"""
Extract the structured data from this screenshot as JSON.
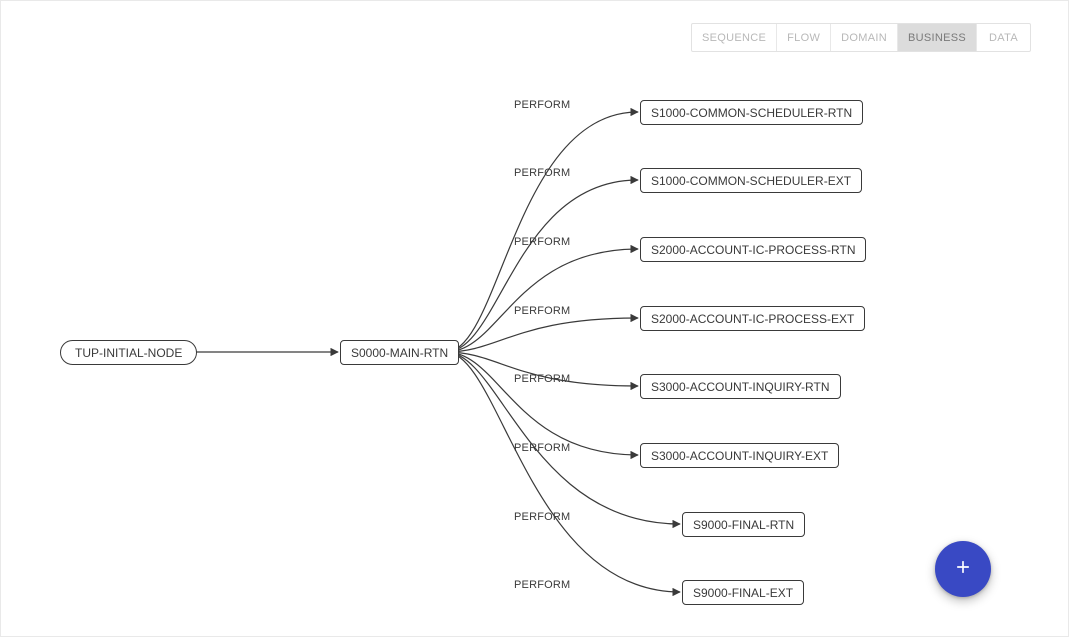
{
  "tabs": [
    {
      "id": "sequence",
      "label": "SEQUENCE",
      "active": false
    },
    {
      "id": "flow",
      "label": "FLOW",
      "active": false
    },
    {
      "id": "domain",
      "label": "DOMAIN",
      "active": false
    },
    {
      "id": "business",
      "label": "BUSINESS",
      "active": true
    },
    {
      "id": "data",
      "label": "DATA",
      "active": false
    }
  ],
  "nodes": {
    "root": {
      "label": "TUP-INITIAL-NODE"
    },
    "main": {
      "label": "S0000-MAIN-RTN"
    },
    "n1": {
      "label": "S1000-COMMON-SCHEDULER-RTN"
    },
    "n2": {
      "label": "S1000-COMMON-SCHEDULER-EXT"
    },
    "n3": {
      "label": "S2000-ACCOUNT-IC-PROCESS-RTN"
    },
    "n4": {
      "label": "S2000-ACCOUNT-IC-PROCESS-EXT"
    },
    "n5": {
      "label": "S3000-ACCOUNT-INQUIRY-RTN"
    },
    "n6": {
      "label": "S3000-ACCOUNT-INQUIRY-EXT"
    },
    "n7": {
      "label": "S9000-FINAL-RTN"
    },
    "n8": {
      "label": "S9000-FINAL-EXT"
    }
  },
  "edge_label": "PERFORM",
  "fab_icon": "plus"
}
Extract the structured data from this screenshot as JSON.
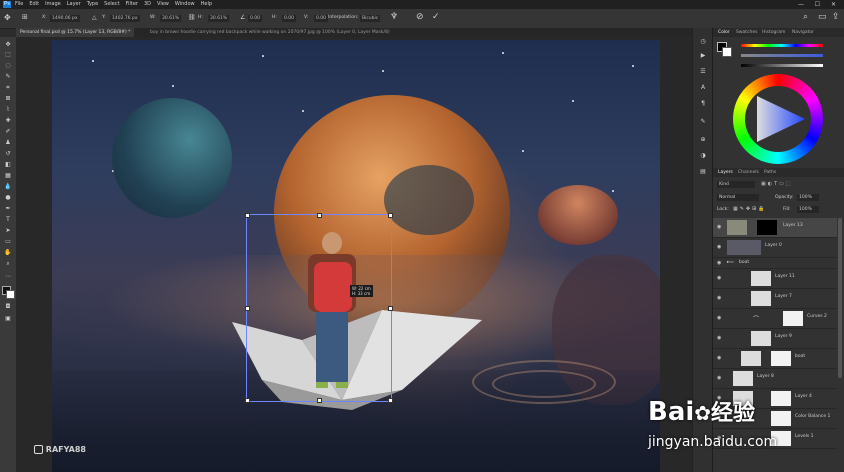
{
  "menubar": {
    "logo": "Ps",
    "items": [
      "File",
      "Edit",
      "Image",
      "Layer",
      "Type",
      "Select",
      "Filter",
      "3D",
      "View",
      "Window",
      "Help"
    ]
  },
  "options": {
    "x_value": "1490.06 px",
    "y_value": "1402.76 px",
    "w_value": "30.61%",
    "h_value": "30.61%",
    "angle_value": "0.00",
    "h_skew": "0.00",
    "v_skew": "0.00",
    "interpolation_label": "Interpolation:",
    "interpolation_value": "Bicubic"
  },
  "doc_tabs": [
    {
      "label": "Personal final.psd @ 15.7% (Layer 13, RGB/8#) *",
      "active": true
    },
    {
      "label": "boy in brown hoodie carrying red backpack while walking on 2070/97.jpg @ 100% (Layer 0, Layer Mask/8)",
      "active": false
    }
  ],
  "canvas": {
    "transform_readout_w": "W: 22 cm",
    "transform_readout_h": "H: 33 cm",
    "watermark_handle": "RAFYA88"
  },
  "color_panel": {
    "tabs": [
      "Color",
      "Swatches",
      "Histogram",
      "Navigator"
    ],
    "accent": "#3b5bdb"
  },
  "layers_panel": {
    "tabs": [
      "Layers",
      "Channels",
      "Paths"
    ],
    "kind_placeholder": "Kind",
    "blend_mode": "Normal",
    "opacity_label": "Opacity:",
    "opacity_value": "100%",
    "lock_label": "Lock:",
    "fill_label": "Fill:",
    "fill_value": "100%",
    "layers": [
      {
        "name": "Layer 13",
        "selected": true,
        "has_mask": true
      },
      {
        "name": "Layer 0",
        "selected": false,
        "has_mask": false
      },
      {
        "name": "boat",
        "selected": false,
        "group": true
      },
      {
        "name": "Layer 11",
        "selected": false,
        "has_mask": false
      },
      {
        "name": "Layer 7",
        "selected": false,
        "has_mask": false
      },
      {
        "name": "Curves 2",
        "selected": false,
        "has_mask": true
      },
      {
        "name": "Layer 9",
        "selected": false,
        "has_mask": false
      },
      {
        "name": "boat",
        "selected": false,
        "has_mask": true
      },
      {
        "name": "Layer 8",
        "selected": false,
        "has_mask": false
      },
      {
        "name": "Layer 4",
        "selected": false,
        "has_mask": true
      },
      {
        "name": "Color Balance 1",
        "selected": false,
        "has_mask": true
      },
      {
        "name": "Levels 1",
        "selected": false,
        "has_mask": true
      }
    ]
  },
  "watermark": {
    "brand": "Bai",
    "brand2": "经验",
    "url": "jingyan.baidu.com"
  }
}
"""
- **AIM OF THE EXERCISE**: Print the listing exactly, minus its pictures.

- **ANSWER AREA**:
Extract the structured data from this screenshot as JSON.
{
  "tabs": [
    {
      "id": "sequence",
      "label": "SEQUENCE",
      "active": false
    },
    {
      "id": "flow",
      "label": "FLOW",
      "active": false
    },
    {
      "id": "domain",
      "label": "DOMAIN",
      "active": false
    },
    {
      "id": "business",
      "label": "BUSINESS",
      "active": true
    },
    {
      "id": "data",
      "label": "DATA",
      "active": false
    }
  ],
  "nodes": {
    "root": {
      "label": "TUP-INITIAL-NODE"
    },
    "main": {
      "label": "S0000-MAIN-RTN"
    },
    "n1": {
      "label": "S1000-COMMON-SCHEDULER-RTN"
    },
    "n2": {
      "label": "S1000-COMMON-SCHEDULER-EXT"
    },
    "n3": {
      "label": "S2000-ACCOUNT-IC-PROCESS-RTN"
    },
    "n4": {
      "label": "S2000-ACCOUNT-IC-PROCESS-EXT"
    },
    "n5": {
      "label": "S3000-ACCOUNT-INQUIRY-RTN"
    },
    "n6": {
      "label": "S3000-ACCOUNT-INQUIRY-EXT"
    },
    "n7": {
      "label": "S9000-FINAL-RTN"
    },
    "n8": {
      "label": "S9000-FINAL-EXT"
    }
  },
  "edge_label": "PERFORM",
  "fab_icon": "plus"
}
Extract the structured data from this screenshot as JSON.
{
  "menubar": {
    "logo": "Ps",
    "items": [
      "File",
      "Edit",
      "Image",
      "Layer",
      "Type",
      "Select",
      "Filter",
      "3D",
      "View",
      "Window",
      "Help"
    ]
  },
  "options": {
    "x_value": "1490.06 px",
    "y_value": "1402.76 px",
    "w_value": "30.61%",
    "h_value": "30.61%",
    "angle_value": "0.00",
    "h_skew": "0.00",
    "v_skew": "0.00",
    "interpolation_label": "Interpolation:",
    "interpolation_value": "Bicubic"
  },
  "doc_tabs": [
    {
      "label": "Personal final.psd @ 15.7% (Layer 13, RGB/8#) *",
      "active": true
    },
    {
      "label": "boy in brown hoodie carrying red backpack while walking on 2070/97.jpg @ 100% (Layer 0, Layer Mask/8)",
      "active": false
    }
  ],
  "canvas": {
    "transform_readout_w": "W: 22 cm",
    "transform_readout_h": "H: 33 cm",
    "watermark_handle": "RAFYA88"
  },
  "color_panel": {
    "tabs": [
      "Color",
      "Swatches",
      "Histogram",
      "Navigator"
    ],
    "accent": "#3b5bdb"
  },
  "layers_panel": {
    "tabs": [
      "Layers",
      "Channels",
      "Paths"
    ],
    "kind_placeholder": "Kind",
    "blend_mode": "Normal",
    "opacity_label": "Opacity:",
    "opacity_value": "100%",
    "lock_label": "Lock:",
    "fill_label": "Fill:",
    "fill_value": "100%",
    "layers": [
      {
        "name": "Layer 13",
        "selected": true,
        "has_mask": true
      },
      {
        "name": "Layer 0",
        "selected": false,
        "has_mask": false
      },
      {
        "name": "boat",
        "selected": false,
        "group": true
      },
      {
        "name": "Layer 11",
        "selected": false,
        "has_mask": false
      },
      {
        "name": "Layer 7",
        "selected": false,
        "has_mask": false
      },
      {
        "name": "Curves 2",
        "selected": false,
        "has_mask": true
      },
      {
        "name": "Layer 9",
        "selected": false,
        "has_mask": false
      },
      {
        "name": "boat",
        "selected": false,
        "has_mask": true
      },
      {
        "name": "Layer 8",
        "selected": false,
        "has_mask": false
      },
      {
        "name": "Layer 4",
        "selected": false,
        "has_mask": true
      },
      {
        "name": "Color Balance 1",
        "selected": false,
        "has_mask": true
      },
      {
        "name": "Levels 1",
        "selected": false,
        "has_mask": true
      }
    ]
  },
  "watermark": {
    "brand": "Bai",
    "brand2": "经验",
    "url": "jingyan.baidu.com"
  }
}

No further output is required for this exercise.